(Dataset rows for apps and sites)
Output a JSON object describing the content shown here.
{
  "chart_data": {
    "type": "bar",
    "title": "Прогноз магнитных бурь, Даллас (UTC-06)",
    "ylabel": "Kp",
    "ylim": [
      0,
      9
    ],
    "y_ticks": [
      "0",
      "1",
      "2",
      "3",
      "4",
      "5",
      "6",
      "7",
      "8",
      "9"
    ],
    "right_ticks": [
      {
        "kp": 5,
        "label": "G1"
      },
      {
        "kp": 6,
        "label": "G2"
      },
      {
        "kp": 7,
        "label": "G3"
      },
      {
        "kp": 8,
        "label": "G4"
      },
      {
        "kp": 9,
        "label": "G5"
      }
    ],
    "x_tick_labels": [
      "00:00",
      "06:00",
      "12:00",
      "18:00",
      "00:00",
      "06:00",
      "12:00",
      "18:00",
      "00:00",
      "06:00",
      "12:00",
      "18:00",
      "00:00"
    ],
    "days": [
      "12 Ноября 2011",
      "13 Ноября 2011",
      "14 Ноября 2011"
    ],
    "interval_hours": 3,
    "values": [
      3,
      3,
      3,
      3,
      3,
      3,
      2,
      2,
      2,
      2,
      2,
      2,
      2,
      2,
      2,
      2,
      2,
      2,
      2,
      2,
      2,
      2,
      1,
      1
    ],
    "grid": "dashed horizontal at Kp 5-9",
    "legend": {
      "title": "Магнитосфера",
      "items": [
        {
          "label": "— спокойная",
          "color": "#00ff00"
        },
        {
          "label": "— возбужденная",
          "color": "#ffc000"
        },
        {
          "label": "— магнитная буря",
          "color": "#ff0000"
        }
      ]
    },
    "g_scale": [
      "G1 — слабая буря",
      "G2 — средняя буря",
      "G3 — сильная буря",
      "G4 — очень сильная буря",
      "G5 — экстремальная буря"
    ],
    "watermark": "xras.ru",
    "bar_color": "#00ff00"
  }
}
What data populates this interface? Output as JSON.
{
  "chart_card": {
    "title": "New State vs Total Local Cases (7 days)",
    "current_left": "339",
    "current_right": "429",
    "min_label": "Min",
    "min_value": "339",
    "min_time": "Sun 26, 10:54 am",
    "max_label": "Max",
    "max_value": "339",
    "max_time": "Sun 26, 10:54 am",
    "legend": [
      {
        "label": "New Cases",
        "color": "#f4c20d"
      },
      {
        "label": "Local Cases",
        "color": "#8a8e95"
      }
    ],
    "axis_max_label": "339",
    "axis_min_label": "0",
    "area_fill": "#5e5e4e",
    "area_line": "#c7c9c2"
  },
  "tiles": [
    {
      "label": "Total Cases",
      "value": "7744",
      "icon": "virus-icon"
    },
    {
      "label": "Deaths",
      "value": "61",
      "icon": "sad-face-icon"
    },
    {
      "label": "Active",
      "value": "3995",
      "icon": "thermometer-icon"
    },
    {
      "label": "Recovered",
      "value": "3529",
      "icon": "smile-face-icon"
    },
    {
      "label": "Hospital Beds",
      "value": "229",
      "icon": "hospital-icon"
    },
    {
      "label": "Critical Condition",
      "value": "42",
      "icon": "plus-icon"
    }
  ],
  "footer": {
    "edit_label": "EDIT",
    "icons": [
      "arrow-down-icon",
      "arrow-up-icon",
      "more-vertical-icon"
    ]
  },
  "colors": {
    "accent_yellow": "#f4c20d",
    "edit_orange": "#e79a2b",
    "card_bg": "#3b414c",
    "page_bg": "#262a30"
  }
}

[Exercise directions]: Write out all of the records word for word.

[The answer]:
Output a JSON object describing the content shown here.
{
  "chart_data": {
    "type": "bar",
    "title": "Прогноз магнитных бурь, Даллас (UTC-06)",
    "ylabel": "Kp",
    "ylim": [
      0,
      9
    ],
    "y_ticks": [
      "0",
      "1",
      "2",
      "3",
      "4",
      "5",
      "6",
      "7",
      "8",
      "9"
    ],
    "right_ticks": [
      {
        "kp": 5,
        "label": "G1"
      },
      {
        "kp": 6,
        "label": "G2"
      },
      {
        "kp": 7,
        "label": "G3"
      },
      {
        "kp": 8,
        "label": "G4"
      },
      {
        "kp": 9,
        "label": "G5"
      }
    ],
    "x_tick_labels": [
      "00:00",
      "06:00",
      "12:00",
      "18:00",
      "00:00",
      "06:00",
      "12:00",
      "18:00",
      "00:00",
      "06:00",
      "12:00",
      "18:00",
      "00:00"
    ],
    "days": [
      "12 Ноября 2011",
      "13 Ноября 2011",
      "14 Ноября 2011"
    ],
    "interval_hours": 3,
    "values": [
      3,
      3,
      3,
      3,
      3,
      3,
      2,
      2,
      2,
      2,
      2,
      2,
      2,
      2,
      2,
      2,
      2,
      2,
      2,
      2,
      2,
      2,
      1,
      1
    ],
    "grid": "dashed horizontal at Kp 5-9",
    "legend": {
      "title": "Магнитосфера",
      "items": [
        {
          "label": "— спокойная",
          "color": "#00ff00"
        },
        {
          "label": "— возбужденная",
          "color": "#ffc000"
        },
        {
          "label": "— магнитная буря",
          "color": "#ff0000"
        }
      ]
    },
    "g_scale": [
      "G1 — слабая буря",
      "G2 — средняя буря",
      "G3 — сильная буря",
      "G4 — очень сильная буря",
      "G5 — экстремальная буря"
    ],
    "watermark": "xras.ru",
    "bar_color": "#00ff00"
  }
}
What data populates this interface? Output as JSON.
{
  "chart_card": {
    "title": "New State vs Total Local Cases (7 days)",
    "current_left": "339",
    "current_right": "429",
    "min_label": "Min",
    "min_value": "339",
    "min_time": "Sun 26, 10:54 am",
    "max_label": "Max",
    "max_value": "339",
    "max_time": "Sun 26, 10:54 am",
    "legend": [
      {
        "label": "New Cases",
        "color": "#f4c20d"
      },
      {
        "label": "Local Cases",
        "color": "#8a8e95"
      }
    ],
    "axis_max_label": "339",
    "axis_min_label": "0",
    "area_fill": "#5e5e4e",
    "area_line": "#c7c9c2"
  },
  "tiles": [
    {
      "label": "Total Cases",
      "value": "7744",
      "icon": "virus-icon"
    },
    {
      "label": "Deaths",
      "value": "61",
      "icon": "sad-face-icon"
    },
    {
      "label": "Active",
      "value": "3995",
      "icon": "thermometer-icon"
    },
    {
      "label": "Recovered",
      "value": "3529",
      "icon": "smile-face-icon"
    },
    {
      "label": "Hospital Beds",
      "value": "229",
      "icon": "hospital-icon"
    },
    {
      "label": "Critical Condition",
      "value": "42",
      "icon": "plus-icon"
    }
  ],
  "footer": {
    "edit_label": "EDIT",
    "icons": [
      "arrow-down-icon",
      "arrow-up-icon",
      "more-vertical-icon"
    ]
  },
  "colors": {
    "accent_yellow": "#f4c20d",
    "edit_orange": "#e79a2b",
    "card_bg": "#3b414c",
    "page_bg": "#262a30"
  }
}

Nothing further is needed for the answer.